Piacenza, 1515 – Pisa, 1564
Lodovico Domenichi

Born in Piacenza in 1515, after the usual training in grammar, rhetoric and classical studies, he specialized in the law. However, he soon showed his interest in literature, and his inclination strengthened during the two years in which he participated in the Academia degli Ortolani, which he founded with Lodovico Doni in 1543.

After having abandoned his practice of the law, he left Piacenza to move to Venice where he turned his passion into a career: here he began working as a polygraph (“poligrafo”). He served as editor and translator for Gabriele Giolito in Venice from 1543 to 1546. Giolito published Domenichi’s collection of poems in 1544 and they collaborated in the editing of the first book of the Rime diverse series of verse anthologies, which made the fortune of La Fenice. At Giolito’s, he discovered new talents and he wrote the preface to the Rime of the rising star Laura Terracina. He entered Italy’s querelle de femmes quite early, by plagiarizing Cornelius Agrippa’s treatise on women in his La nobiltà delle donne (1549).
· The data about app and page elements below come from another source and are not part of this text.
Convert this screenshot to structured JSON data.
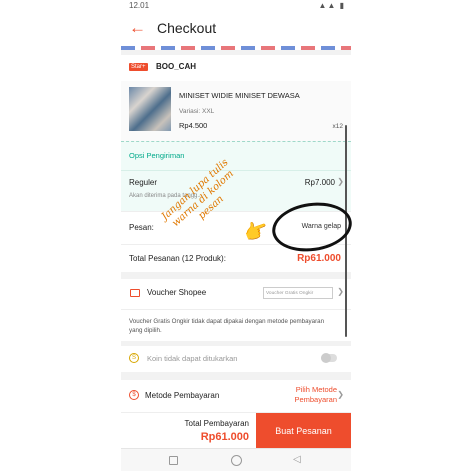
{
  "status": {
    "time": "12.01",
    "signals": "▲▲ ▮"
  },
  "header": {
    "back_glyph": "←",
    "title": "Checkout"
  },
  "shop": {
    "badge": "Star+",
    "name": "BOO_CAH"
  },
  "product": {
    "name": "MINISET WIDIE MINISET DEWASA",
    "variation": "Variasi: XXL",
    "price": "Rp4.500",
    "quantity": "x12"
  },
  "shipping": {
    "label": "Opsi Pengiriman",
    "type": "Reguler",
    "cost": "Rp7.000",
    "eta": "Akan diterima pada tangg..."
  },
  "message": {
    "label": "Pesan:",
    "value": "Warna gelap"
  },
  "order_total": {
    "label": "Total Pesanan (12 Produk):",
    "value": "Rp61.000"
  },
  "voucher": {
    "label": "Voucher Shopee",
    "placeholder": "Voucher Gratis Ongkir",
    "note": "Voucher Gratis Ongkir tidak dapat dipakai dengan metode pembayaran yang dipilih."
  },
  "coins": {
    "label": "Koin tidak dapat ditukarkan",
    "enabled": false
  },
  "payment": {
    "label": "Metode Pembayaran",
    "select_label": "Pilih Metode Pembayaran"
  },
  "footer": {
    "total_label": "Total Pembayaran",
    "total_value": "Rp61.000",
    "buy_label": "Buat Pesanan"
  },
  "annotation": {
    "text": "Jangan lupa tulis warna di kolom pesan",
    "hand_emoji": "👉"
  },
  "colors": {
    "accent": "#ee4d2d",
    "shipping": "#00a98a",
    "annotation": "#e07800"
  },
  "icons": [
    "back-arrow-icon",
    "ticket-icon",
    "coin-icon",
    "payment-icon",
    "chevron-right-icon",
    "home-square-icon",
    "home-circle-icon",
    "back-triangle-icon"
  ]
}
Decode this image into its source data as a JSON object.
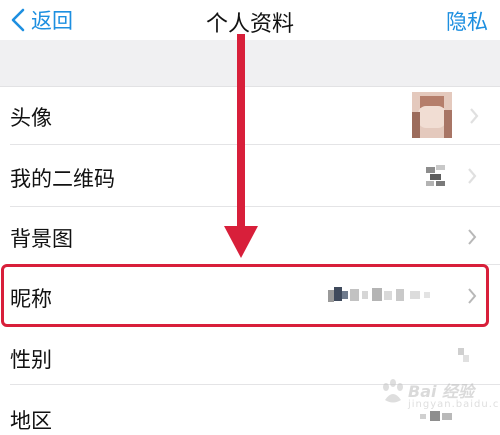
{
  "nav": {
    "back_label": "返回",
    "title": "个人资料",
    "privacy_label": "隐私"
  },
  "rows": [
    {
      "label": "头像"
    },
    {
      "label": "我的二维码"
    },
    {
      "label": "背景图"
    },
    {
      "label": "昵称"
    },
    {
      "label": "性别"
    },
    {
      "label": "地区"
    }
  ],
  "watermark": {
    "text": "Bai 经验",
    "sub": "jingyan.baidu.com"
  },
  "colors": {
    "accent": "#1d8fe0",
    "highlight": "#d81f3a"
  }
}
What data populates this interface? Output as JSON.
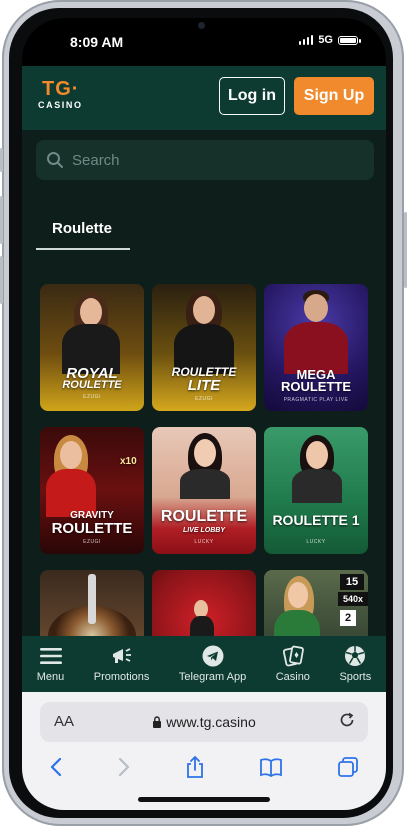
{
  "status_bar": {
    "time": "8:09 AM",
    "network": "5G"
  },
  "header": {
    "logo_tg": "TG·",
    "logo_casino": "CASINO",
    "login_label": "Log in",
    "signup_label": "Sign Up"
  },
  "search": {
    "placeholder": "Search"
  },
  "tabs": {
    "active": "Roulette"
  },
  "games": [
    {
      "name": "ROYAL ROULETTE",
      "line1": "ROYAL",
      "line2": "ROULETTE",
      "provider": "EZUGI",
      "bg": "#b88a10"
    },
    {
      "name": "ROULETTE LITE",
      "line1": "ROULETTE",
      "line2": "LITE",
      "provider": "EZUGI",
      "bg": "#a07a10"
    },
    {
      "name": "MEGA ROULETTE",
      "line1": "MEGA",
      "line2": "ROULETTE",
      "provider": "PRAGMATIC PLAY LIVE",
      "bg": "#2a1a78"
    },
    {
      "name": "GRAVITY ROULETTE",
      "line1": "GRAVITY",
      "line2": "ROULETTE",
      "provider": "EZUGI",
      "bg": "#7a1412"
    },
    {
      "name": "ROULETTE LIVE LOBBY",
      "line1": "ROULETTE",
      "line2": "LIVE LOBBY",
      "provider": "LUCKY",
      "bg": "#b2262c"
    },
    {
      "name": "ROULETTE 1",
      "line1": "ROULETTE 1",
      "line2": "",
      "provider": "LUCKY",
      "bg": "#1f7a4b"
    },
    {
      "name": "",
      "line1": "",
      "line2": "",
      "provider": "",
      "bg": "#5a3a28"
    },
    {
      "name": "",
      "line1": "",
      "line2": "",
      "provider": "",
      "bg": "#8a1418"
    },
    {
      "name": "",
      "line1": "",
      "line2": "",
      "provider": "",
      "bg": "#3a4a36"
    }
  ],
  "card_extras": {
    "multiplier": "x10",
    "number": "15",
    "multiplier2": "540x",
    "number2": "2"
  },
  "bottom_nav": [
    {
      "label": "Menu",
      "icon": "menu-icon"
    },
    {
      "label": "Promotions",
      "icon": "megaphone-icon"
    },
    {
      "label": "Telegram App",
      "icon": "telegram-icon"
    },
    {
      "label": "Casino",
      "icon": "cards-icon"
    },
    {
      "label": "Sports",
      "icon": "soccer-ball-icon"
    }
  ],
  "browser": {
    "aa": "AA",
    "url": "www.tg.casino"
  },
  "colors": {
    "brand_orange": "#f08a2c",
    "header_green": "#0e3b31",
    "page_bg": "#0e1f1b"
  }
}
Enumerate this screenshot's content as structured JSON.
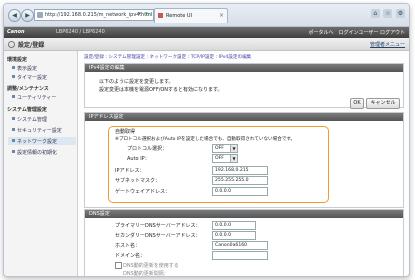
{
  "browser": {
    "nav_back": "◀",
    "nav_forward": "▶",
    "url": "http://192.168.0.215/m_network_ipv4.html",
    "tab_title": "Remote UI",
    "icons": [
      "home-icon",
      "star-icon",
      "gear-icon"
    ]
  },
  "header": {
    "brand": "Canon",
    "model": "LBP6240 / LBP6240",
    "links": "ポータルへ　ログインユーザー ログアウト"
  },
  "subheader": {
    "title": "設定/登録",
    "admin_link": "管理者メニュー"
  },
  "sidebar": {
    "sections": [
      {
        "label": "環境設定",
        "items": [
          "表示設定",
          "タイマー設定"
        ]
      },
      {
        "label": "調整/メンテナンス",
        "items": [
          "ユーティリティー"
        ]
      },
      {
        "label": "システム管理設定",
        "items": [
          "システム管理",
          "セキュリティー設定",
          "ネットワーク設定",
          "設定情報の初期化"
        ]
      }
    ]
  },
  "breadcrumb": "設定/登録 : システム管理設定 : ネットワーク設定 : TCP/IP設定 : IPv4設定の編集",
  "panel_top": {
    "title": "IPv4設定の編集",
    "line1": "以下のように設定を変更します。",
    "line2": "設定変更は本機を電源OFF/ONすると有効になります。",
    "ok": "OK",
    "cancel": "キャンセル"
  },
  "ip_settings": {
    "title": "IPアドレス設定",
    "auto_get": "自動取得",
    "auto_note": "※プロトコル選択およびAuto IPを設定した場合でも、自動取得されていない場合です。",
    "protocol_label": "プロトコル選択：",
    "protocol_value": "OFF",
    "autoip_label": "Auto IP：",
    "autoip_value": "OFF",
    "ip_label": "IPアドレス：",
    "ip_value": "192.168.0.215",
    "mask_label": "サブネットマスク：",
    "mask_value": "255.255.255.0",
    "gw_label": "ゲートウェイアドレス：",
    "gw_value": "0.0.0.0"
  },
  "dns": {
    "title": "DNS設定",
    "primary_label": "プライマリーDNSサーバーアドレス：",
    "primary_value": "0.0.0.0",
    "secondary_label": "セカンダリーDNSサーバーアドレス：",
    "secondary_value": "0.0.0.0",
    "host_label": "ホスト名：",
    "host_value": "Canon0a6160",
    "domain_label": "ドメイン名：",
    "domain_value": "",
    "dyn_label1": "DNS動的更新を使用する",
    "dyn_label2": "DNS動的更新間隔："
  },
  "colors": {
    "highlight": "#f29a2e",
    "header": "#4a4a4a"
  }
}
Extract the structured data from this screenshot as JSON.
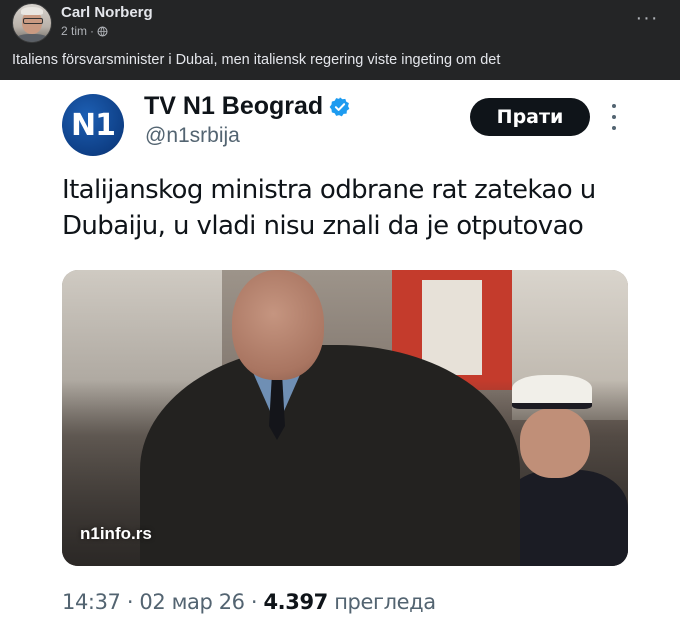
{
  "post": {
    "author": "Carl Norberg",
    "time": "2 tim",
    "separator": "·",
    "text": "Italiens försvarsminister i Dubai, men italiensk regering viste ingeting om det",
    "more_label": "···"
  },
  "tweet": {
    "logo_text": "N1",
    "account_name": "TV N1 Beograd",
    "handle": "@n1srbija",
    "follow_label": "Прати",
    "text": "Italijanskog ministra odbrane rat zatekao u Dubaiju, u vladi nisu znali da je otputovao",
    "image_watermark": "n1info.rs",
    "time": "14:37",
    "dot1": "·",
    "date": "02 мар 26",
    "dot2": "·",
    "views": "4.397",
    "views_label": "прегледа"
  },
  "colors": {
    "background_dark": "#242526",
    "verified": "#1d9bf0",
    "follow_bg": "#0f1419"
  }
}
Domenichi then moved from Venice to Florence, where he collaborated in the new publishing house set up by Doni, the failure of which marked the end of their working relationship, accompanied by a flurry of polemical writings In Florence, he then worked for the ducal printer Lorenzo Torrentino and the I Giunti publishing house.

His heterodox interests, that were already in evidence at the start of his career, got him in trouble at times. For his translation of Jean Calvin’s Nicodemiana he was imprisoned in the fortress of Pisa in 1552. The same year, however, he was released thanks to the intervention of Renata of France, Duchess of Ferrara, a famous protector of protestants. In 1556, Domenichi began his collaboration with the editor and printer Vincenzo Busdraghi from the small Republic of Lucca. With Busdraghi, Domenichi published the collection of the Rime diverse d’alcune nobilissime et virtuosissime donne in 1559, the first anthology dedicated entirely to female poets, mostly noblewomen from different Italian regions. The anthology formed part of Domenichi’s contribution to the debate on women, focusing on their talent as evidence of excellence.

The Rime di donne is the last piece by Domenichi specifically addressing the querelle: he then moved, as the official historiographer of Cosimo I, into writing treatises on good conduct, hagiography and history. Nevertheless, in the last years of his life his standing among the favourites of Cosimo I declined and he died in Pisa in 1564.